Wherever the word "JSON" appears in the entries, copy the whole line.

——

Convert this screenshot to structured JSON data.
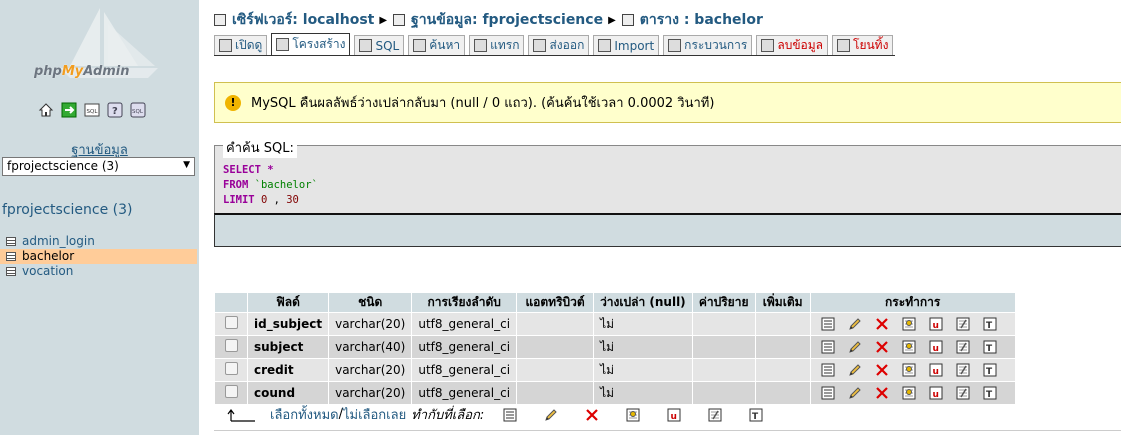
{
  "nav": {
    "logo_text_php": "php",
    "logo_text_my": "My",
    "logo_text_admin": "Admin",
    "db_label": "ฐานข้อมูล",
    "db_select_value": "fprojectscience (3)",
    "db_title": "fprojectscience (3)",
    "tables": [
      {
        "name": "admin_login"
      },
      {
        "name": "bachelor"
      },
      {
        "name": "vocation"
      }
    ]
  },
  "breadcrumb": {
    "server": "เซิร์ฟเวอร์: localhost",
    "database": "ฐานข้อมูล: fprojectscience",
    "table": "ตาราง : bachelor"
  },
  "tabs": [
    {
      "label": "เปิดดู"
    },
    {
      "label": "โครงสร้าง"
    },
    {
      "label": "SQL"
    },
    {
      "label": "ค้นหา"
    },
    {
      "label": "แทรก"
    },
    {
      "label": "ส่งออก"
    },
    {
      "label": "Import"
    },
    {
      "label": "กระบวนการ"
    },
    {
      "label": "ลบข้อมูล"
    },
    {
      "label": "โยนทิ้ง"
    }
  ],
  "notice": {
    "text": "MySQL คืนผลลัพธ์ว่างเปล่ากลับมา (null / 0 แถว). (ค้นค้นใช้เวลา 0.0002 วินาที)"
  },
  "sql": {
    "legend": "คำค้น SQL:",
    "select": "SELECT",
    "star": "*",
    "from": "FROM",
    "table": "`bachelor`",
    "limit": "LIMIT",
    "offset": "0",
    "comma": " , ",
    "count": "30"
  },
  "structure": {
    "headers": [
      "ฟิลด์",
      "ชนิด",
      "การเรียงลำดับ",
      "แอตทริบิวต์",
      "ว่างเปล่า (null)",
      "ค่าปริยาย",
      "เพิ่มเติม",
      "กระทำการ"
    ],
    "rows": [
      {
        "field": "id_subject",
        "type": "varchar(20)",
        "collation": "utf8_general_ci",
        "attributes": "",
        "null": "ไม่",
        "default": "",
        "extra": ""
      },
      {
        "field": "subject",
        "type": "varchar(40)",
        "collation": "utf8_general_ci",
        "attributes": "",
        "null": "ไม่",
        "default": "",
        "extra": ""
      },
      {
        "field": "credit",
        "type": "varchar(20)",
        "collation": "utf8_general_ci",
        "attributes": "",
        "null": "ไม่",
        "default": "",
        "extra": ""
      },
      {
        "field": "cound",
        "type": "varchar(20)",
        "collation": "utf8_general_ci",
        "attributes": "",
        "null": "ไม่",
        "default": "",
        "extra": ""
      }
    ]
  },
  "footer": {
    "check_all": "เลือกทั้งหมด",
    "sep": " / ",
    "uncheck_all": "ไม่เลือกเลย",
    "with_selected": "ทำกับที่เลือก:"
  },
  "colors": {
    "nav_bg": "#d0dce0",
    "link": "#235a81",
    "notice_bg": "#ffffcc",
    "active_row": "#ffcc99"
  }
}
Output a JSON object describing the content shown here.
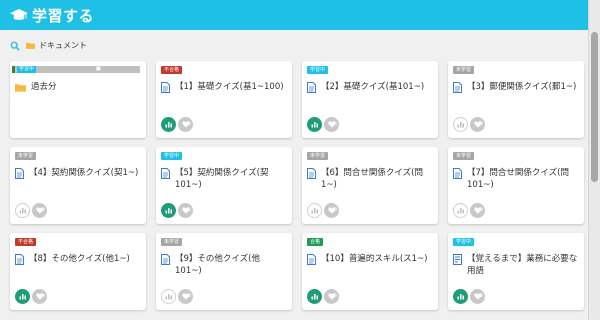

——

YOUR RESPONSE:
Convert this screenshot to structured JSON data.
Output a JSON object describing the content shown here.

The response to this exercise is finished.